In the event that an application is refused, or not determined by the Local Authority within statutory timeframes, then the applicant has the right to appeal within a certain period. A planning appeal can be submitted for any planning application. In the event that an Enforcement Notice is served, all parties with an interest in the land to which it relates have the right to make an appeal before the Notice takes effect. All appeals are made to the Secretary of State who deals with them through the Planning Inspectorate and an appointed inspector.
As with Planning Applications, we provide a complete service from start to finish acting as agents and providing a range of services. We can produce detailed appeal statements, proofs of evidence, statements of common ground and applications for an award of costs where it is felt that the Local Authority has acted unreasonably. Where necessary we can also co-ordinate external consultants to provide specialist evidence as an “expert witness”. We can also advise on the right barrister for your appeal (if necessary).
As every appeal is different, we will ensure that the right resources are dedicated to ensuring a successful outcome. Please contact us for a free no obligation quote.
Methods of Appeal
Written representations are the simplest way of presenting a case and is the method used for the majority of planning appeals. In this situation a decision will be made solely on the written information provided to them, through the original application documents and appeal statements. Evidence is not cross examined between parties, and there normally is not the opportunity to clarify points, or answer questions from the inspector. Depending on whether or not the site is publically visible the Inspector may arrange a site visit, where they may understand the proposal in context. Parties are able to point out relevant points made in relation to context and setting, however new evidence normally can not be brought forward at this time.
Hearings allow multiple views to be heard and discussed from all interested parties. They are an effective way of presenting planning arguments to an inspector in person, without the more formal atmosphere of an inquiry. A hearing allows an inspector to examine important issues in depth by asking questions of the organisations and persons involved, and are usually completed in one day or less. However where there is high degree of public interest and consequential turnout by local residents or interested parties, this may take slightly more time. All hearings include a site visit, where the inspector can understand the proposal in context. On most occasions parties are able to point out relevant points made in relation to context and setting, however new evidence normally can not be brought forward at this time. All hearings include a site visit, where the inspector can understand the proposal in context. Parties are able to point out relevant points made in relation to context and setting, however new evidence normally can not be brought forward at this time.
Public Inquiries are the most formal process and also the most in depth. They are normally used when there is a significant difference in views between parties, and where in depth examination and cross examination is required. Examination and cross examination is conducted by counsel, instructed by the appellant and Local Authority on each side. Counsel will have the opportunity to pose questions to each of their parties expert witnesses, which are then subject to cross examination from the other site. If necessary, re-examination will take place, third parties will have the opportunity to examine parties and the Inspector may choose to pose their own questions, should their points not have been covered elsewhere, or if clarification is required. This is done for each party. 2 days, sometimes stretching into 2 weeks, and will conclude with a site visit. In some rare cases appeals may have to be conducted at two sittings, weeks apart.
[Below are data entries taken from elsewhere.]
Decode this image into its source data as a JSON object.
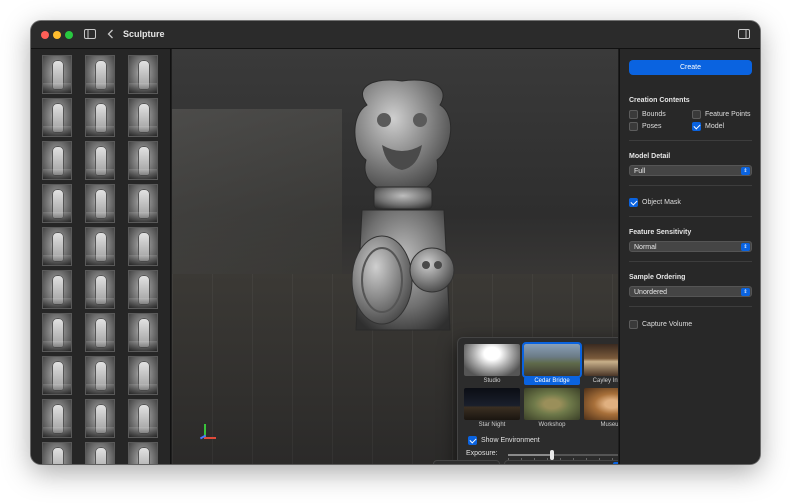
{
  "window": {
    "title": "Sculpture"
  },
  "thumbnails": {
    "count": 30
  },
  "environment": {
    "presets": [
      {
        "name": "Studio",
        "image": "studio",
        "selected": false
      },
      {
        "name": "Cedar Bridge",
        "image": "cedar",
        "selected": true
      },
      {
        "name": "Cayley Interior",
        "image": "cayley",
        "selected": false
      },
      {
        "name": "Star Night",
        "image": "star",
        "selected": false
      },
      {
        "name": "Workshop",
        "image": "workshop",
        "selected": false
      },
      {
        "name": "Museum",
        "image": "museum",
        "selected": false
      }
    ],
    "show_environment_label": "Show Environment",
    "show_environment_checked": true,
    "exposure_label": "Exposure:",
    "exposure_fraction": 0.34
  },
  "inspector": {
    "create_label": "Create",
    "creation_contents_title": "Creation Contents",
    "creation_contents": {
      "bounds": {
        "label": "Bounds",
        "checked": false
      },
      "feature_points": {
        "label": "Feature Points",
        "checked": false
      },
      "poses": {
        "label": "Poses",
        "checked": false
      },
      "model": {
        "label": "Model",
        "checked": true
      }
    },
    "model_detail_title": "Model Detail",
    "model_detail_value": "Full",
    "object_mask": {
      "label": "Object Mask",
      "checked": true
    },
    "feature_sensitivity_title": "Feature Sensitivity",
    "feature_sensitivity_value": "Normal",
    "sample_ordering_title": "Sample Ordering",
    "sample_ordering_value": "Unordered",
    "capture_volume": {
      "label": "Capture Volume",
      "checked": false
    }
  },
  "toolbar": {
    "group1": [
      "frame-icon",
      "bounds-icon",
      "points-icon",
      "camera-icon"
    ],
    "group2": [
      "grid-icon",
      "contrast-icon",
      "light-icon",
      "rectangle-icon",
      "cube-icon",
      "graph-icon",
      "dots-grid-icon",
      "environment-icon"
    ],
    "active": [
      "grid-icon",
      "environment-icon"
    ]
  },
  "colors": {
    "accent": "#0a63e0",
    "window_bg": "#1e1e1e",
    "inspector_bg": "#282828"
  }
}
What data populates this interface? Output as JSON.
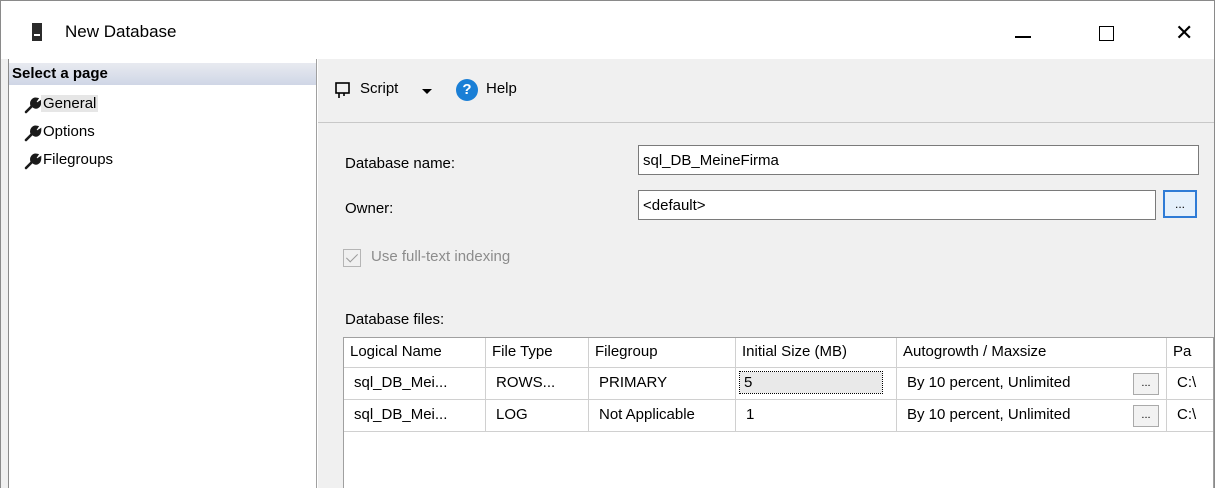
{
  "window": {
    "title": "New Database",
    "minimize_label": "—",
    "maximize_label": "",
    "close_label": "✕"
  },
  "left_pane": {
    "header": "Select a page",
    "items": [
      {
        "label": "General",
        "icon": "wrench-icon",
        "selected": true
      },
      {
        "label": "Options",
        "icon": "wrench-icon",
        "selected": false
      },
      {
        "label": "Filegroups",
        "icon": "wrench-icon",
        "selected": false
      }
    ]
  },
  "toolbar": {
    "script_label": "Script",
    "help_label": "Help",
    "help_icon_glyph": "?"
  },
  "form": {
    "database_name_label": "Database name:",
    "database_name_value": "sql_DB_MeineFirma",
    "owner_label": "Owner:",
    "owner_value": "<default>",
    "owner_browse_label": "...",
    "fulltext_label": "Use full-text indexing",
    "fulltext_checked": true,
    "fulltext_enabled": false
  },
  "files": {
    "section_label": "Database files:",
    "columns": [
      "Logical Name",
      "File Type",
      "Filegroup",
      "Initial Size (MB)",
      "Autogrowth / Maxsize",
      "Pa"
    ],
    "rows": [
      {
        "logical_name": "sql_DB_Mei...",
        "file_type": "ROWS...",
        "filegroup": "PRIMARY",
        "initial_size": "5",
        "autogrowth": "By 10 percent, Unlimited",
        "button": "...",
        "path": "C:\\"
      },
      {
        "logical_name": "sql_DB_Mei...",
        "file_type": "LOG",
        "filegroup": "Not Applicable",
        "initial_size": "1",
        "autogrowth": "By 10 percent, Unlimited",
        "button": "...",
        "path": "C:\\"
      }
    ]
  },
  "colors": {
    "accent": "#2e7bd6",
    "help_icon": "#1a7fd6",
    "pane_background": "#f0f0f0"
  }
}
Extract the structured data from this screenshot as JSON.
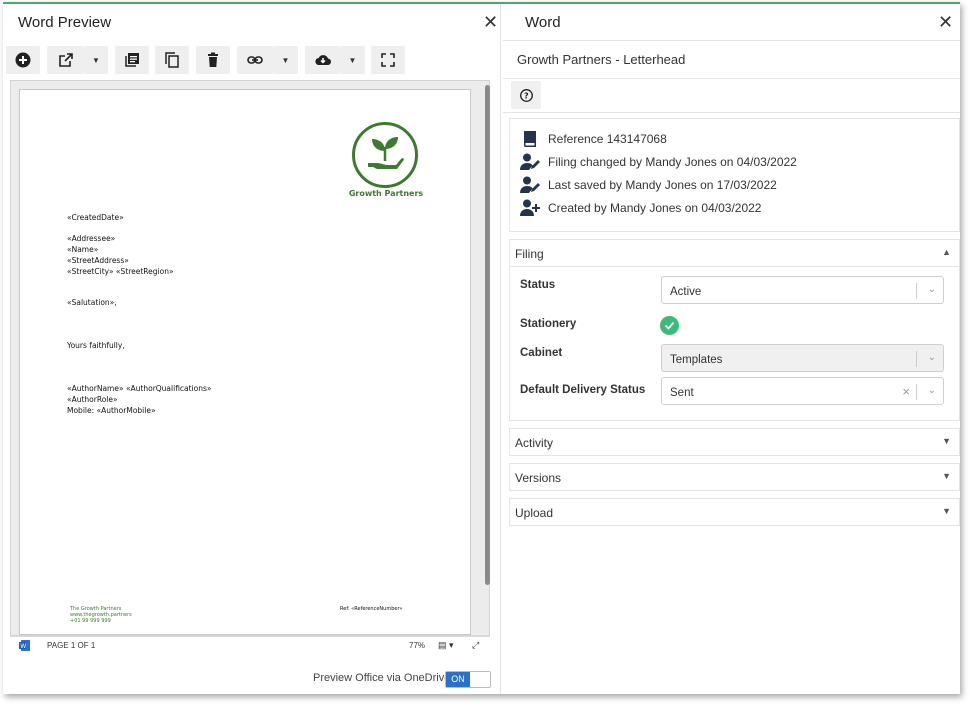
{
  "preview": {
    "title": "Word Preview",
    "toolbar": [
      "add",
      "open-external",
      "open-options",
      "library",
      "copy",
      "delete",
      "link",
      "link-options",
      "download",
      "download-options",
      "fullscreen"
    ],
    "document": {
      "logo_text": "Growth Partners",
      "created_date": "«CreatedDate»",
      "address": "«Addressee»\n«Name»\n«StreetAddress»\n«StreetCity» «StreetRegion»",
      "salutation": "«Salutation»,",
      "closing": "Yours faithfully,",
      "author": "«AuthorName» «AuthorQualifications»\n«AuthorRole»\nMobile: «AuthorMobile»",
      "footer_company": "The Growth Partners",
      "footer_web": "www.thegrowth.partners",
      "footer_phone": "+01 99 999 999",
      "footer_ref": "Ref: «ReferenceNumber»"
    },
    "status": {
      "page": "PAGE 1 OF 1",
      "zoom": "77%"
    },
    "onedrive_label": "Preview Office via OneDrive",
    "toggle_label": "ON"
  },
  "panel": {
    "title": "Word",
    "doc_name": "Growth Partners - Letterhead",
    "info": {
      "reference": "Reference 143147068",
      "filing_changed": "Filing changed by Mandy Jones on 04/03/2022",
      "last_saved": "Last saved by Mandy Jones on 17/03/2022",
      "created": "Created by Mandy Jones on 04/03/2022"
    },
    "filing": {
      "heading": "Filing",
      "status_label": "Status",
      "status_value": "Active",
      "stationery_label": "Stationery",
      "stationery_checked": true,
      "cabinet_label": "Cabinet",
      "cabinet_value": "Templates",
      "delivery_label": "Default Delivery Status",
      "delivery_value": "Sent"
    },
    "sections": {
      "activity": "Activity",
      "versions": "Versions",
      "upload": "Upload"
    }
  },
  "colors": {
    "accent_green": "#3d7a2f",
    "toggle_blue": "#2b72c6",
    "check_green": "#3cba7a",
    "icon_navy": "#24344d"
  }
}
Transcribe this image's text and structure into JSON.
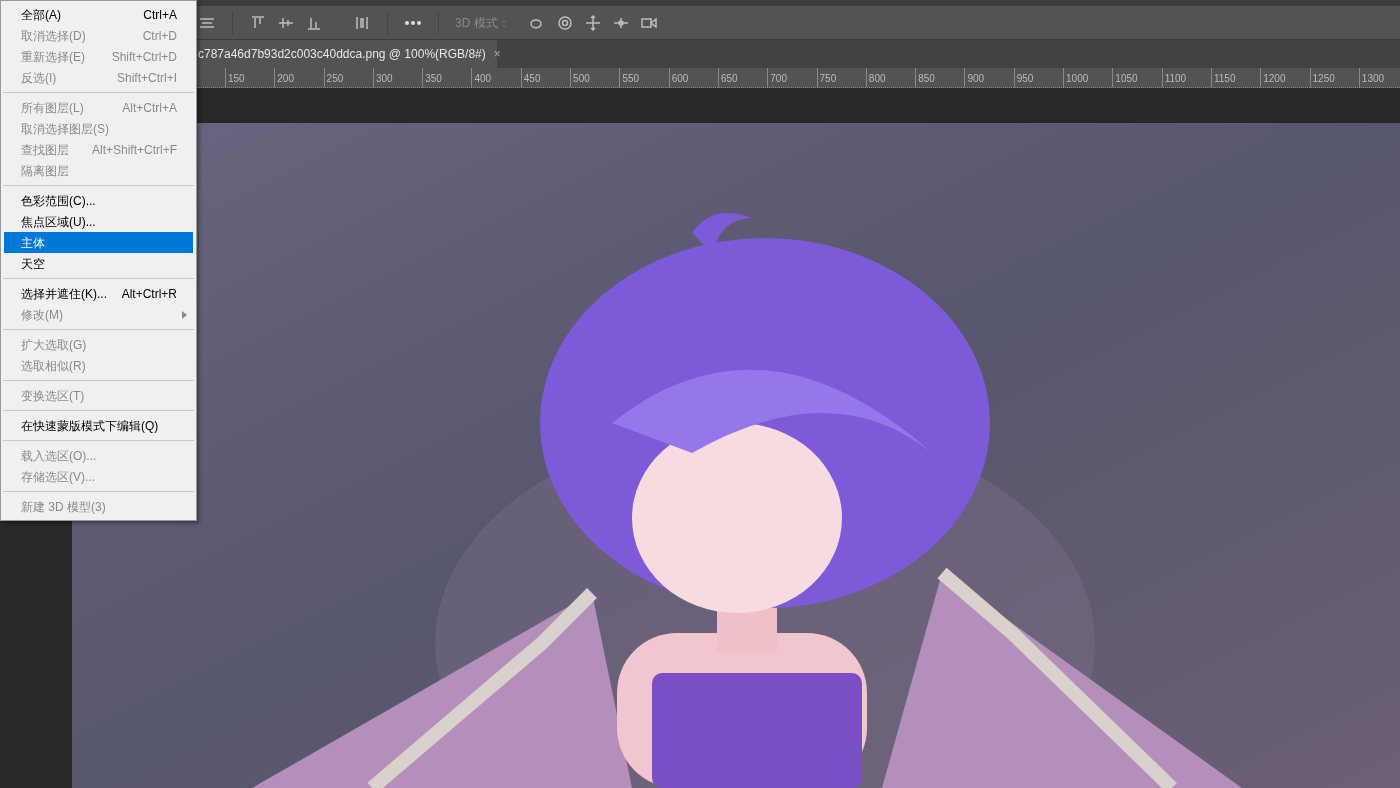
{
  "toolbar": {
    "mode_label": "3D 模式："
  },
  "document_tab": {
    "title": "c787a46d7b93d2c003c40ddca.png @ 100%(RGB/8#)",
    "close": "×",
    "selected": true
  },
  "ruler": {
    "labels": [
      "150",
      "200",
      "250",
      "300",
      "350",
      "400",
      "450",
      "500",
      "550",
      "600",
      "650",
      "700",
      "750",
      "800",
      "850",
      "900",
      "950",
      "1000",
      "1050",
      "1100",
      "1150",
      "1200",
      "1250",
      "1300"
    ]
  },
  "menu": {
    "items": [
      {
        "kind": "item",
        "label": "全部(A)",
        "shortcut": "Ctrl+A",
        "disabled": false,
        "selected": false
      },
      {
        "kind": "item",
        "label": "取消选择(D)",
        "shortcut": "Ctrl+D",
        "disabled": true,
        "selected": false
      },
      {
        "kind": "item",
        "label": "重新选择(E)",
        "shortcut": "Shift+Ctrl+D",
        "disabled": true,
        "selected": false
      },
      {
        "kind": "item",
        "label": "反选(I)",
        "shortcut": "Shift+Ctrl+I",
        "disabled": true,
        "selected": false
      },
      {
        "kind": "separator"
      },
      {
        "kind": "item",
        "label": "所有图层(L)",
        "shortcut": "Alt+Ctrl+A",
        "disabled": true,
        "selected": false
      },
      {
        "kind": "item",
        "label": "取消选择图层(S)",
        "disabled": true,
        "selected": false
      },
      {
        "kind": "item",
        "label": "查找图层",
        "shortcut": "Alt+Shift+Ctrl+F",
        "disabled": true,
        "selected": false
      },
      {
        "kind": "item",
        "label": "隔离图层",
        "disabled": true,
        "selected": false
      },
      {
        "kind": "separator"
      },
      {
        "kind": "item",
        "label": "色彩范围(C)...",
        "disabled": false,
        "selected": false
      },
      {
        "kind": "item",
        "label": "焦点区域(U)...",
        "disabled": false,
        "selected": false
      },
      {
        "kind": "item",
        "label": "主体",
        "disabled": false,
        "selected": true
      },
      {
        "kind": "item",
        "label": "天空",
        "disabled": false,
        "selected": false
      },
      {
        "kind": "separator"
      },
      {
        "kind": "item",
        "label": "选择并遮住(K)...",
        "shortcut": "Alt+Ctrl+R",
        "disabled": false,
        "selected": false
      },
      {
        "kind": "item",
        "label": "修改(M)",
        "disabled": true,
        "selected": false,
        "submenu": true
      },
      {
        "kind": "separator"
      },
      {
        "kind": "item",
        "label": "扩大选取(G)",
        "disabled": true,
        "selected": false
      },
      {
        "kind": "item",
        "label": "选取相似(R)",
        "disabled": true,
        "selected": false
      },
      {
        "kind": "separator"
      },
      {
        "kind": "item",
        "label": "变换选区(T)",
        "disabled": true,
        "selected": false
      },
      {
        "kind": "separator"
      },
      {
        "kind": "item",
        "label": "在快速蒙版模式下编辑(Q)",
        "disabled": false,
        "selected": false
      },
      {
        "kind": "separator"
      },
      {
        "kind": "item",
        "label": "载入选区(O)...",
        "disabled": true,
        "selected": false
      },
      {
        "kind": "item",
        "label": "存储选区(V)...",
        "disabled": true,
        "selected": false
      },
      {
        "kind": "separator"
      },
      {
        "kind": "item",
        "label": "新建 3D 模型(3)",
        "disabled": true,
        "selected": false
      }
    ]
  }
}
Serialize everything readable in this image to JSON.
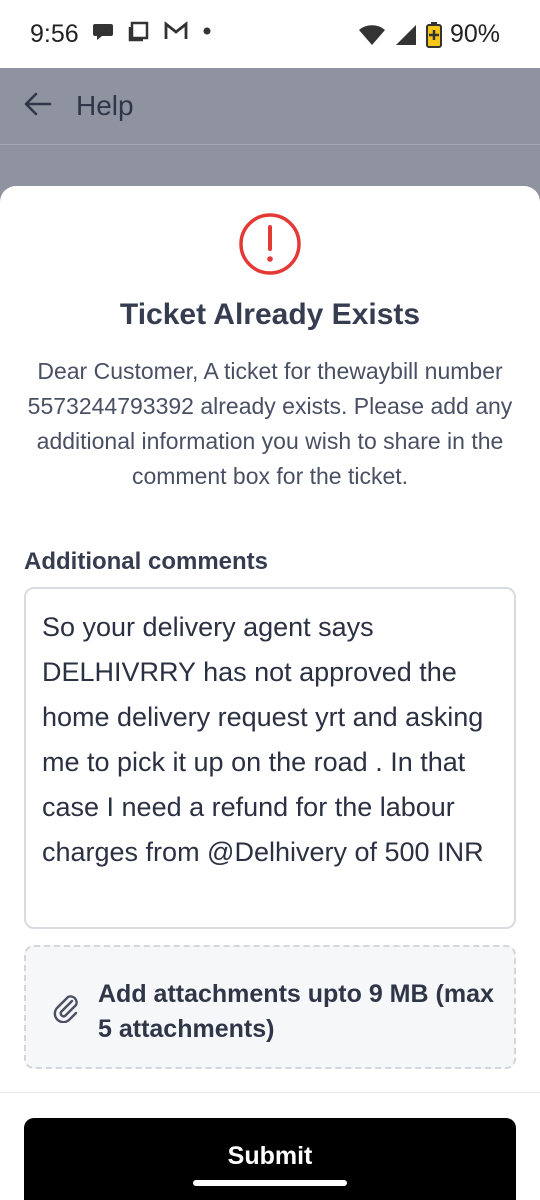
{
  "status_bar": {
    "time": "9:56",
    "battery": "90%",
    "icons_left": [
      "chat-icon",
      "square-icon",
      "gmail-icon",
      "dot-icon"
    ],
    "icons_right": [
      "wifi-icon",
      "signal-icon",
      "battery-icon"
    ]
  },
  "app_bar": {
    "title": "Help"
  },
  "sheet": {
    "title": "Ticket Already Exists",
    "message": "Dear Customer, A ticket for thewaybill number 5573244793392 already exists. Please add any additional information you wish to share in the comment box for the ticket.",
    "comments_label": "Additional comments",
    "comment_value": "So your delivery agent says DELHIVRRY has not approved the home delivery request yrt and asking me to pick it up on the road . In that case I need a refund for the labour charges from @Delhivery of 500 INR",
    "attach_label": "Add attachments upto 9 MB (max 5 attachments)",
    "submit_label": "Submit"
  },
  "colors": {
    "alert_red": "#e53935",
    "overlay": "#8f939f",
    "button_bg": "#000000"
  }
}
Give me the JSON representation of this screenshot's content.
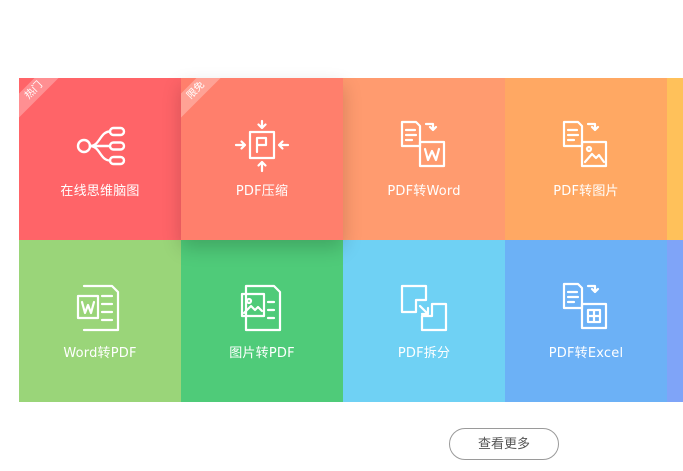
{
  "tiles": [
    {
      "label": "在线思维脑图",
      "badge": "热门",
      "color": "#ff6468",
      "icon": "mind-map-icon"
    },
    {
      "label": "PDF压缩",
      "badge": "限免",
      "color": "#ff7f6c",
      "icon": "compress-icon"
    },
    {
      "label": "PDF转Word",
      "badge": "",
      "color": "#ff9b6f",
      "icon": "pdf-to-word-icon"
    },
    {
      "label": "PDF转图片",
      "badge": "",
      "color": "#ffa863",
      "icon": "pdf-to-image-icon"
    },
    {
      "label": "Word转PDF",
      "badge": "",
      "color": "#9ad579",
      "icon": "word-to-pdf-icon"
    },
    {
      "label": "图片转PDF",
      "badge": "",
      "color": "#4fcb79",
      "icon": "image-to-pdf-icon"
    },
    {
      "label": "PDF拆分",
      "badge": "",
      "color": "#6fd1f4",
      "icon": "split-icon"
    },
    {
      "label": "PDF转Excel",
      "badge": "",
      "color": "#6cb1f6",
      "icon": "pdf-to-excel-icon"
    }
  ],
  "edge_colors": [
    "#ffc15a",
    "#7fa4f8"
  ],
  "more_button": {
    "label": "查看更多"
  }
}
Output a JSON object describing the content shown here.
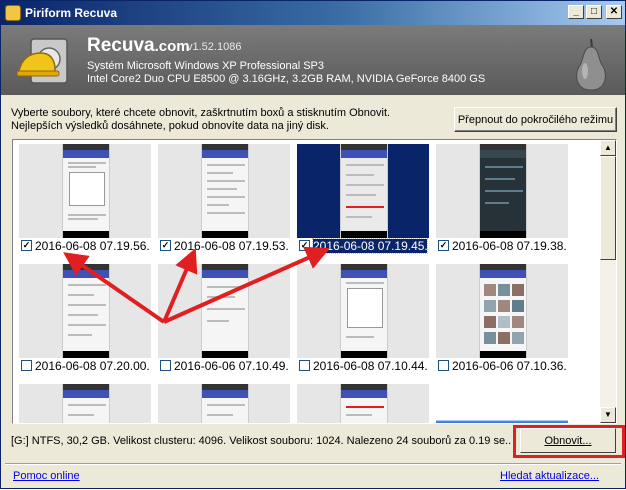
{
  "window": {
    "title": "Piriform Recuva",
    "controls": {
      "minimize": "_",
      "maximize": "□",
      "close": "✕"
    }
  },
  "header": {
    "brand": "Recuva",
    "brand_suffix": ".com",
    "version": "v1.52.1086",
    "os_line": "Systém Microsoft Windows XP Professional SP3",
    "hw_line": "Intel Core2 Duo CPU E8500 @ 3.16GHz, 3.2GB RAM, NVIDIA GeForce 8400 GS",
    "logo_icon": "hard-drive-helmet-icon",
    "pear_icon": "pear-icon"
  },
  "instructions": {
    "line1": "Vyberte soubory, které chcete obnovit, zaškrtnutím boxů a stisknutím Obnovit.",
    "line2": "Nejlepších výsledků dosáhnete, pokud obnovíte data na jiný disk."
  },
  "advanced_button": "Přepnout do pokročilého režimu",
  "gallery": {
    "rows": [
      [
        {
          "caption": "2016-06-08 07.19.56...",
          "checked": true,
          "selected": false,
          "check_mark": "✓"
        },
        {
          "caption": "2016-06-08 07.19.53...",
          "checked": true,
          "selected": false,
          "check_mark": "✓"
        },
        {
          "caption": "2016-06-08 07.19.45...",
          "checked": true,
          "selected": true,
          "check_mark": "✓"
        },
        {
          "caption": "2016-06-08 07.19.38...",
          "checked": true,
          "selected": false,
          "check_mark": "✓"
        }
      ],
      [
        {
          "caption": "2016-06-08 07.20.00...",
          "checked": false,
          "selected": false,
          "check_mark": ""
        },
        {
          "caption": "2016-06-06 07.10.49...",
          "checked": false,
          "selected": false,
          "check_mark": ""
        },
        {
          "caption": "2016-06-08 07.10.44...",
          "checked": false,
          "selected": false,
          "check_mark": ""
        },
        {
          "caption": "2016-06-06 07.10.36...",
          "checked": false,
          "selected": false,
          "check_mark": ""
        }
      ]
    ],
    "scroll_up_icon": "▲",
    "scroll_down_icon": "▼"
  },
  "status": {
    "text": "[G:] NTFS, 30,2 GB. Velikost clusteru: 4096. Velikost souboru: 1024. Nalezeno 24 souborů za 0.19 se..."
  },
  "recover_button": "Obnovit...",
  "footer": {
    "help_link": "Pomoc online",
    "update_link": "Hledat aktualizace..."
  },
  "annotation_color": "#e02020"
}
Things to note
Please note that all documentation must be received by the Planning Inspectorate before they will validate an appeal, and therefore if all information is not received within the required timeframe the appeal will be ignored. Therefore, if you are planning on making an appeal, it is advised to begin the process as early as possible. Furthermore under National Planning Practice Guidance the Local Authority have the right to make an application for costs if they feel that an applicant has acted unreasonably. We will advise you if we feel that submitting an appeal is likely to be perceived as such, and suggest alternatives where necessary. It is worth remembering that a new application can run alongside an appeal, which if it is the first revision of scheme, should be free of charge if submitted within 12 months of the decision.